**Input records:**

---+---

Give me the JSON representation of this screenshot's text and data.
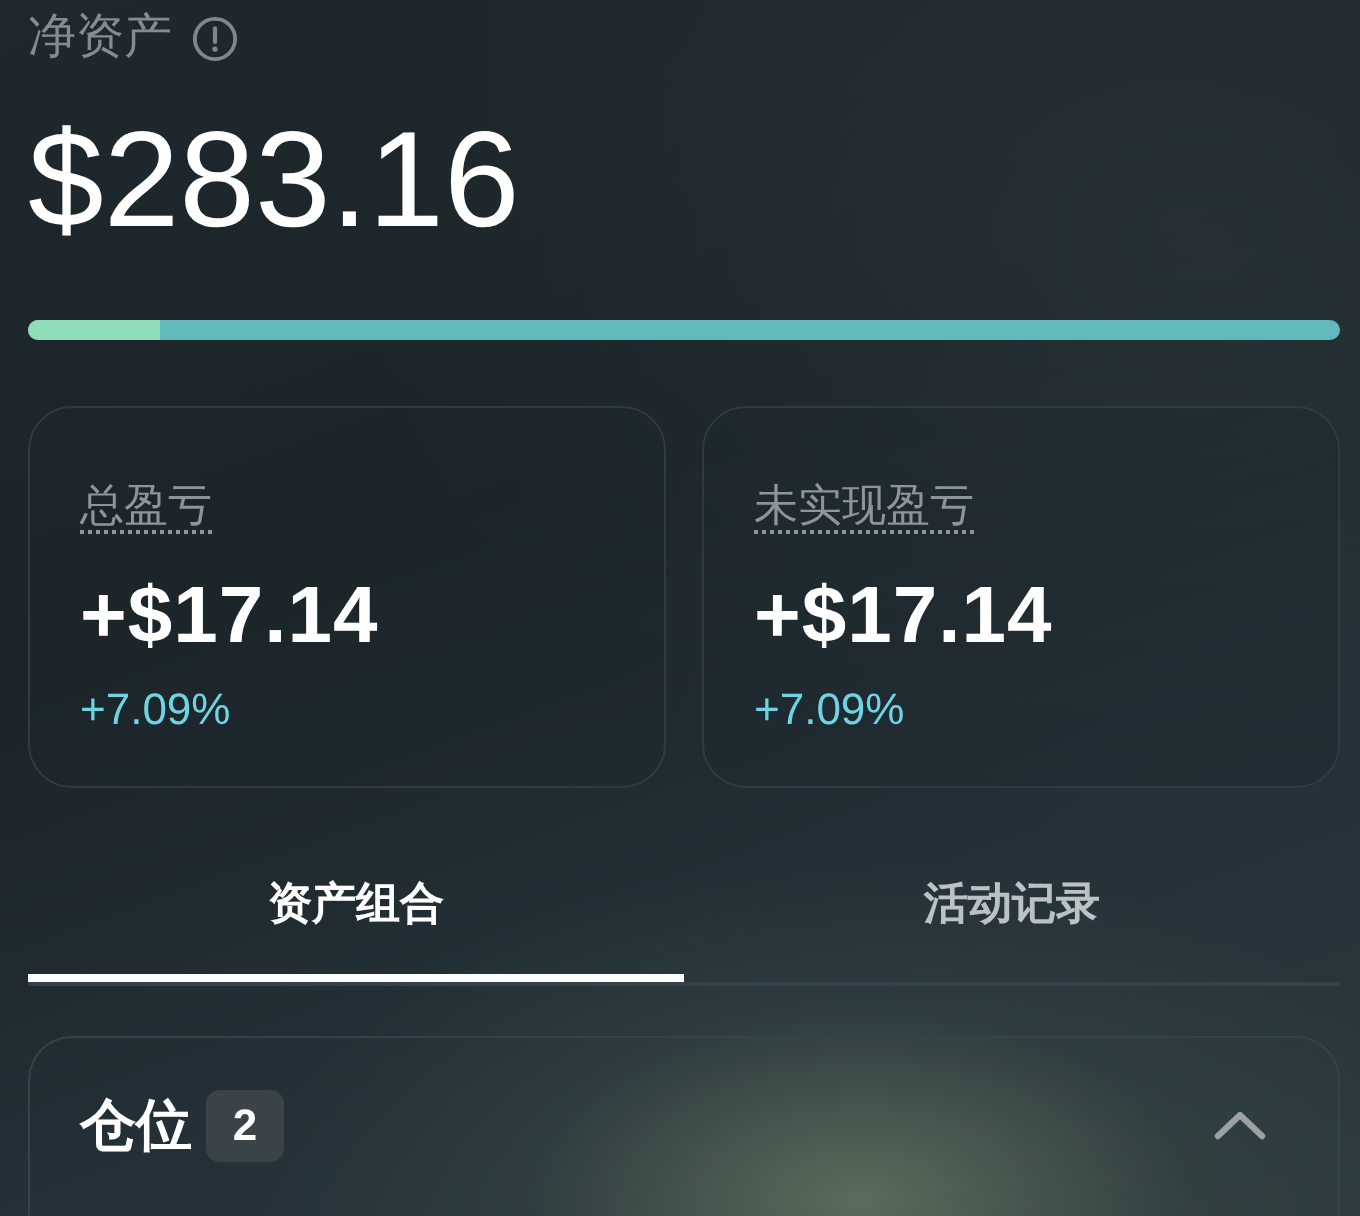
{
  "header": {
    "title": "净资产",
    "value": "$283.16"
  },
  "allocation_bar": {
    "level": 0.1
  },
  "stats": [
    {
      "label": "总盈亏",
      "value": "+$17.14",
      "change": "+7.09%"
    },
    {
      "label": "未实现盈亏",
      "value": "+$17.14",
      "change": "+7.09%"
    }
  ],
  "tabs": [
    {
      "label": "资产组合",
      "selected": true
    },
    {
      "label": "活动记录",
      "selected": false
    }
  ],
  "positions": {
    "title": "仓位",
    "count": "2",
    "expanded": true
  }
}
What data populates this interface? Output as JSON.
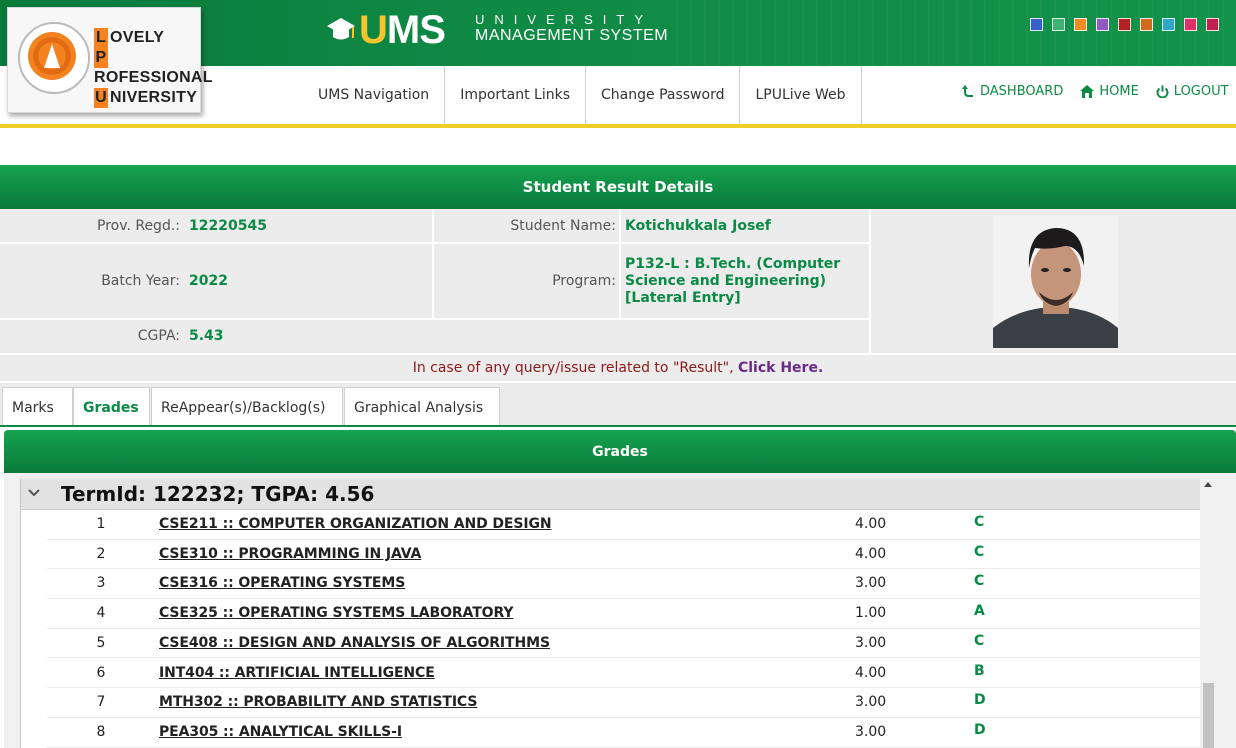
{
  "header": {
    "logo": {
      "line1_initial": "L",
      "line1_rest": "OVELY",
      "line2_initial": "P",
      "line2_rest": "ROFESSIONAL",
      "line3_initial": "U",
      "line3_rest": "NIVERSITY"
    },
    "brand": {
      "ums_u": "U",
      "ums_ms": "MS",
      "sub_line1": "UNIVERSITY",
      "sub_line2": "MANAGEMENT SYSTEM"
    },
    "theme_colors": [
      "#3a5fc8",
      "#3cb371",
      "#f08a24",
      "#8e5cc0",
      "#b22222",
      "#d2691e",
      "#2fa8c8",
      "#e0306a",
      "#c02050"
    ],
    "nav": [
      "UMS Navigation",
      "Important Links",
      "Change Password",
      "LPULive Web"
    ],
    "quick_links": {
      "dashboard": "DASHBOARD",
      "home": "HOME",
      "logout": "LOGOUT"
    }
  },
  "result": {
    "title": "Student Result Details",
    "prov_regd_label": "Prov. Regd.:",
    "prov_regd": "12220545",
    "student_name_label": "Student Name:",
    "student_name": "Kotichukkala Josef",
    "batch_year_label": "Batch Year:",
    "batch_year": "2022",
    "program_label": "Program:",
    "program": "P132-L : B.Tech. (Computer Science and Engineering) [Lateral Entry]",
    "cgpa_label": "CGPA:",
    "cgpa": "5.43",
    "notice_text": "In case of any query/issue related to \"Result\", ",
    "notice_link": "Click Here."
  },
  "tabs": [
    "Marks",
    "Grades",
    "ReAppear(s)/Backlog(s)",
    "Graphical Analysis"
  ],
  "grades": {
    "title": "Grades",
    "term_title": "TermId: 122232; TGPA: 4.56",
    "rows": [
      {
        "sno": "1",
        "course": "CSE211 :: COMPUTER ORGANIZATION AND DESIGN",
        "credits": "4.00",
        "grade": "C"
      },
      {
        "sno": "2",
        "course": "CSE310 :: PROGRAMMING IN JAVA",
        "credits": "4.00",
        "grade": "C"
      },
      {
        "sno": "3",
        "course": "CSE316 :: OPERATING SYSTEMS",
        "credits": "3.00",
        "grade": "C"
      },
      {
        "sno": "4",
        "course": "CSE325 :: OPERATING SYSTEMS LABORATORY",
        "credits": "1.00",
        "grade": "A"
      },
      {
        "sno": "5",
        "course": "CSE408 :: DESIGN AND ANALYSIS OF ALGORITHMS",
        "credits": "3.00",
        "grade": "C"
      },
      {
        "sno": "6",
        "course": "INT404 :: ARTIFICIAL INTELLIGENCE",
        "credits": "4.00",
        "grade": "B"
      },
      {
        "sno": "7",
        "course": "MTH302 :: PROBABILITY AND STATISTICS",
        "credits": "3.00",
        "grade": "D"
      },
      {
        "sno": "8",
        "course": "PEA305 :: ANALYTICAL SKILLS-I",
        "credits": "3.00",
        "grade": "D"
      }
    ]
  }
}
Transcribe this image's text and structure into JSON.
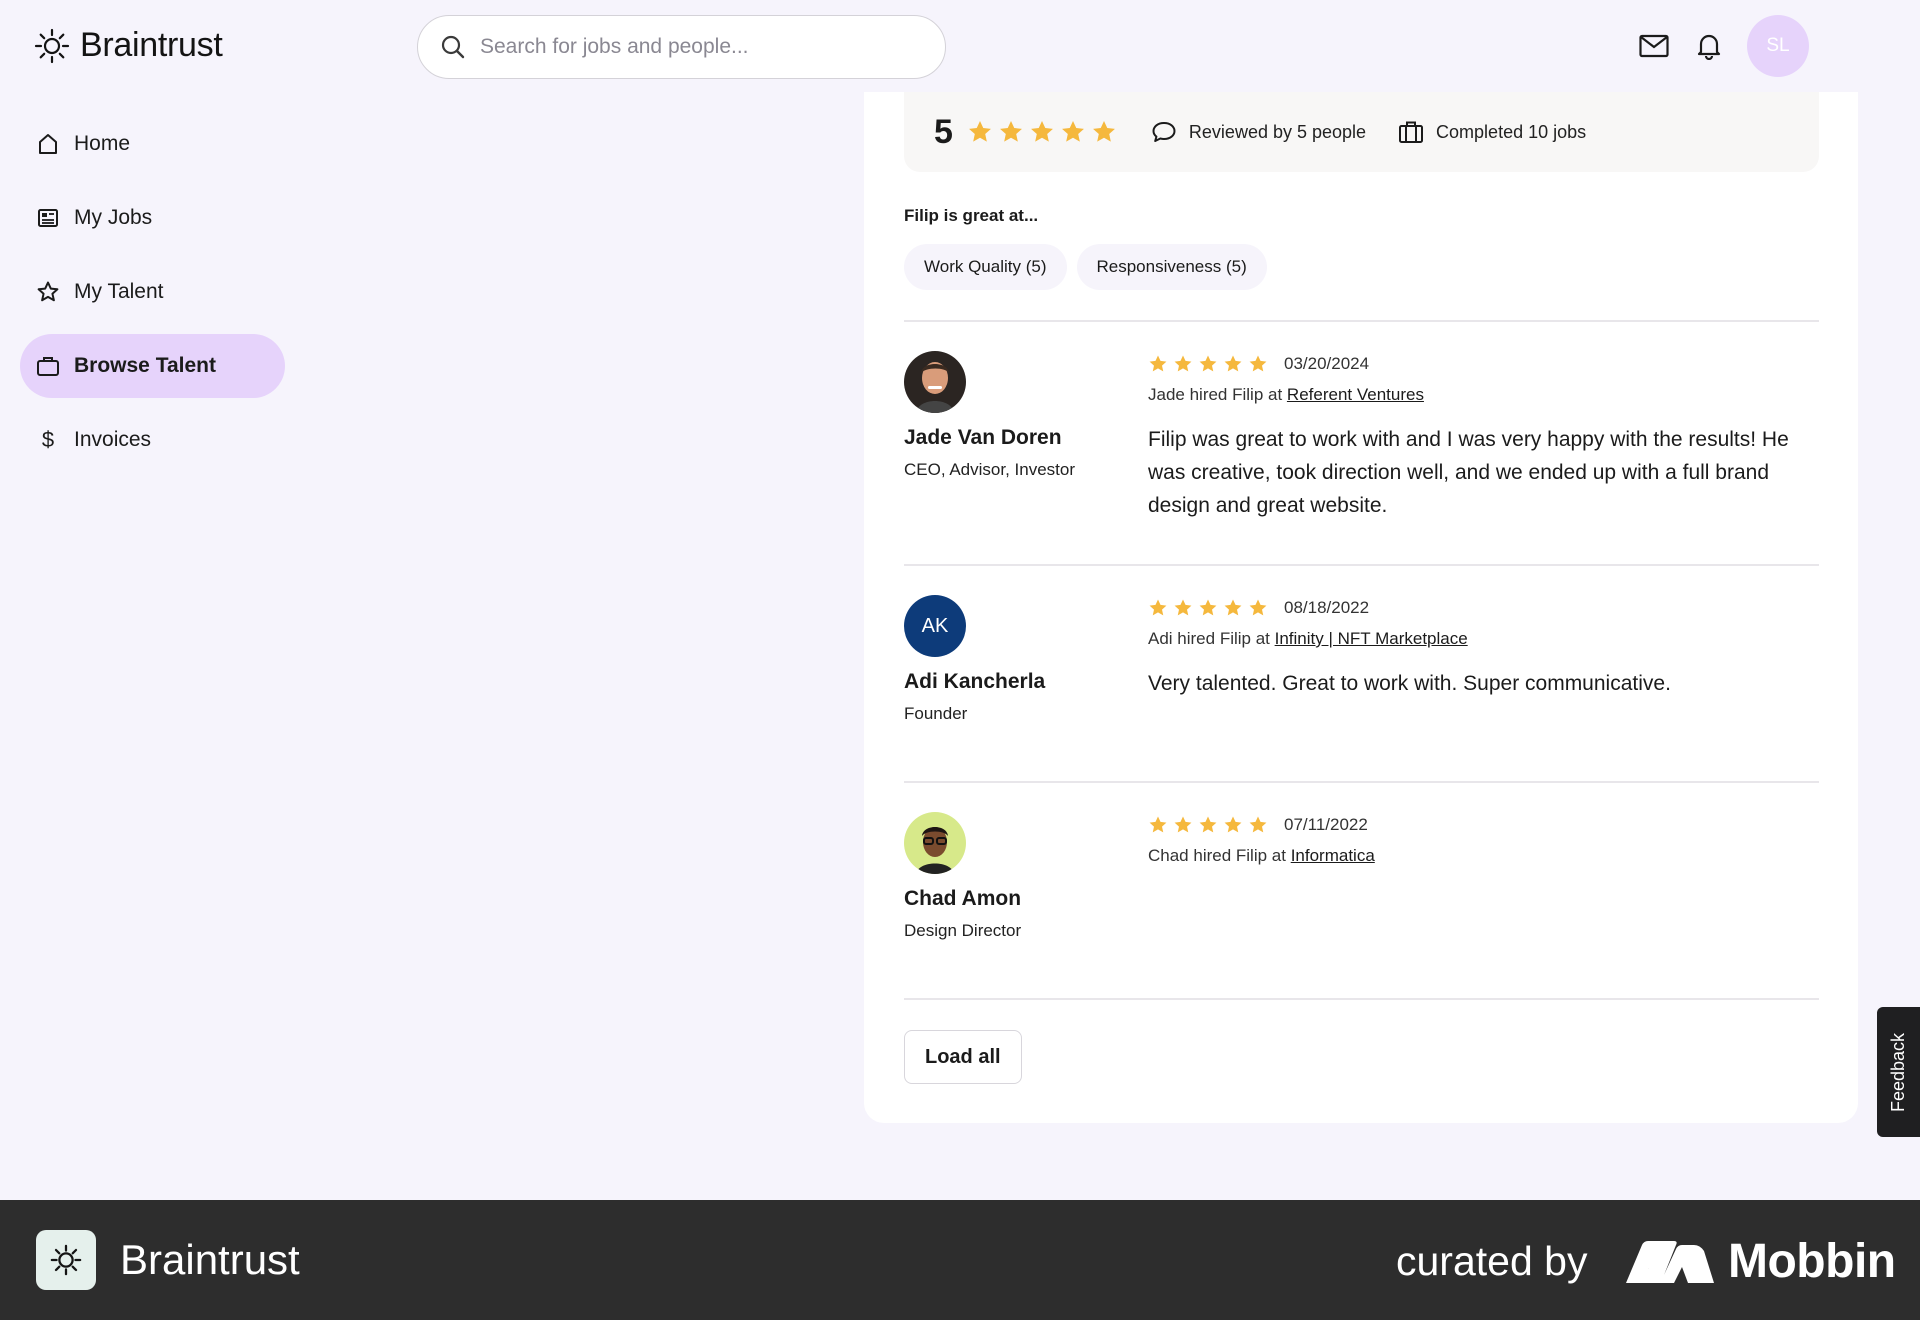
{
  "header": {
    "brand": "Braintrust",
    "search_placeholder": "Search for jobs and people...",
    "avatar_initials": "SL"
  },
  "sidebar": {
    "items": [
      {
        "label": "Home",
        "icon": "home-icon"
      },
      {
        "label": "My Jobs",
        "icon": "jobs-icon"
      },
      {
        "label": "My Talent",
        "icon": "star-icon"
      },
      {
        "label": "Browse Talent",
        "icon": "briefcase-icon",
        "active": true
      },
      {
        "label": "Invoices",
        "icon": "dollar-icon"
      }
    ]
  },
  "summary": {
    "rating": "5",
    "stars": 5,
    "reviewed_by": "Reviewed by 5 people",
    "completed": "Completed 10 jobs"
  },
  "strengths": {
    "label": "Filip is great at...",
    "tags": [
      "Work Quality (5)",
      "Responsiveness (5)"
    ]
  },
  "reviews": [
    {
      "name": "Jade Van Doren",
      "title": "CEO, Advisor, Investor",
      "stars": 5,
      "date": "03/20/2024",
      "hired_prefix": "Jade hired Filip at",
      "company": "Referent Ventures",
      "text": "Filip was great to work with and I was very happy with the results!  He was creative, took direction well, and we ended up with a full brand design and great website."
    },
    {
      "name": "Adi Kancherla",
      "title": "Founder",
      "initials": "AK",
      "stars": 5,
      "date": "08/18/2022",
      "hired_prefix": "Adi hired Filip at",
      "company": "Infinity | NFT Marketplace",
      "text": "Very talented. Great to work with. Super communicative."
    },
    {
      "name": "Chad Amon",
      "title": "Design Director",
      "stars": 5,
      "date": "07/11/2022",
      "hired_prefix": "Chad hired Filip at",
      "company": "Informatica",
      "text": ""
    }
  ],
  "load_all": "Load all",
  "feedback": "Feedback",
  "footer": {
    "brand": "Braintrust",
    "curated_by": "curated by",
    "mobbin": "Mobbin"
  },
  "colors": {
    "accent": "#e6d3fb",
    "star": "#f5b83d",
    "page_bg": "#f6f4fc",
    "footer_bg": "#2d2d2d",
    "ak_avatar": "#0d3b7a"
  }
}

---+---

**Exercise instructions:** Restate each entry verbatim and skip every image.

**Answer space:**
Give me the JSON representation of this screenshot's text and data.
{
  "header": {
    "title": "净资产",
    "value": "$283.16"
  },
  "allocation_bar": {
    "level": 0.1
  },
  "stats": [
    {
      "label": "总盈亏",
      "value": "+$17.14",
      "change": "+7.09%"
    },
    {
      "label": "未实现盈亏",
      "value": "+$17.14",
      "change": "+7.09%"
    }
  ],
  "tabs": [
    {
      "label": "资产组合",
      "selected": true
    },
    {
      "label": "活动记录",
      "selected": false
    }
  ],
  "positions": {
    "title": "仓位",
    "count": "2",
    "expanded": true
  }
}
What data populates this interface? Output as JSON.
{
  "header": {
    "logo": {
      "line1_initial": "L",
      "line1_rest": "OVELY",
      "line2_initial": "P",
      "line2_rest": "ROFESSIONAL",
      "line3_initial": "U",
      "line3_rest": "NIVERSITY"
    },
    "brand": {
      "ums_u": "U",
      "ums_ms": "MS",
      "sub_line1": "UNIVERSITY",
      "sub_line2": "MANAGEMENT SYSTEM"
    },
    "theme_colors": [
      "#3a5fc8",
      "#3cb371",
      "#f08a24",
      "#8e5cc0",
      "#b22222",
      "#d2691e",
      "#2fa8c8",
      "#e0306a",
      "#c02050"
    ],
    "nav": [
      "UMS Navigation",
      "Important Links",
      "Change Password",
      "LPULive Web"
    ],
    "quick_links": {
      "dashboard": "DASHBOARD",
      "home": "HOME",
      "logout": "LOGOUT"
    }
  },
  "result": {
    "title": "Student Result Details",
    "prov_regd_label": "Prov. Regd.:",
    "prov_regd": "12220545",
    "student_name_label": "Student Name:",
    "student_name": "Kotichukkala Josef",
    "batch_year_label": "Batch Year:",
    "batch_year": "2022",
    "program_label": "Program:",
    "program": "P132-L : B.Tech. (Computer Science and Engineering) [Lateral Entry]",
    "cgpa_label": "CGPA:",
    "cgpa": "5.43",
    "notice_text": "In case of any query/issue related to \"Result\", ",
    "notice_link": "Click Here."
  },
  "tabs": [
    "Marks",
    "Grades",
    "ReAppear(s)/Backlog(s)",
    "Graphical Analysis"
  ],
  "grades": {
    "title": "Grades",
    "term_title": "TermId: 122232; TGPA: 4.56",
    "rows": [
      {
        "sno": "1",
        "course": "CSE211 :: COMPUTER ORGANIZATION AND DESIGN",
        "credits": "4.00",
        "grade": "C"
      },
      {
        "sno": "2",
        "course": "CSE310 :: PROGRAMMING IN JAVA",
        "credits": "4.00",
        "grade": "C"
      },
      {
        "sno": "3",
        "course": "CSE316 :: OPERATING SYSTEMS",
        "credits": "3.00",
        "grade": "C"
      },
      {
        "sno": "4",
        "course": "CSE325 :: OPERATING SYSTEMS LABORATORY",
        "credits": "1.00",
        "grade": "A"
      },
      {
        "sno": "5",
        "course": "CSE408 :: DESIGN AND ANALYSIS OF ALGORITHMS",
        "credits": "3.00",
        "grade": "C"
      },
      {
        "sno": "6",
        "course": "INT404 :: ARTIFICIAL INTELLIGENCE",
        "credits": "4.00",
        "grade": "B"
      },
      {
        "sno": "7",
        "course": "MTH302 :: PROBABILITY AND STATISTICS",
        "credits": "3.00",
        "grade": "D"
      },
      {
        "sno": "8",
        "course": "PEA305 :: ANALYTICAL SKILLS-I",
        "credits": "3.00",
        "grade": "D"
      }
    ]
  }
}
Transcribe this image's text and structure into JSON.
{
  "header": {
    "brand": "Braintrust",
    "search_placeholder": "Search for jobs and people...",
    "avatar_initials": "SL"
  },
  "sidebar": {
    "items": [
      {
        "label": "Home",
        "icon": "home-icon"
      },
      {
        "label": "My Jobs",
        "icon": "jobs-icon"
      },
      {
        "label": "My Talent",
        "icon": "star-icon"
      },
      {
        "label": "Browse Talent",
        "icon": "briefcase-icon",
        "active": true
      },
      {
        "label": "Invoices",
        "icon": "dollar-icon"
      }
    ]
  },
  "summary": {
    "rating": "5",
    "stars": 5,
    "reviewed_by": "Reviewed by 5 people",
    "completed": "Completed 10 jobs"
  },
  "strengths": {
    "label": "Filip is great at...",
    "tags": [
      "Work Quality (5)",
      "Responsiveness (5)"
    ]
  },
  "reviews": [
    {
      "name": "Jade Van Doren",
      "title": "CEO, Advisor, Investor",
      "stars": 5,
      "date": "03/20/2024",
      "hired_prefix": "Jade hired Filip at",
      "company": "Referent Ventures",
      "text": "Filip was great to work with and I was very happy with the results!  He was creative, took direction well, and we ended up with a full brand design and great website."
    },
    {
      "name": "Adi Kancherla",
      "title": "Founder",
      "initials": "AK",
      "stars": 5,
      "date": "08/18/2022",
      "hired_prefix": "Adi hired Filip at",
      "company": "Infinity | NFT Marketplace",
      "text": "Very talented. Great to work with. Super communicative."
    },
    {
      "name": "Chad Amon",
      "title": "Design Director",
      "stars": 5,
      "date": "07/11/2022",
      "hired_prefix": "Chad hired Filip at",
      "company": "Informatica",
      "text": ""
    }
  ],
  "load_all": "Load all",
  "feedback": "Feedback",
  "footer": {
    "brand": "Braintrust",
    "curated_by": "curated by",
    "mobbin": "Mobbin"
  },
  "colors": {
    "accent": "#e6d3fb",
    "star": "#f5b83d",
    "page_bg": "#f6f4fc",
    "footer_bg": "#2d2d2d",
    "ak_avatar": "#0d3b7a"
  }
}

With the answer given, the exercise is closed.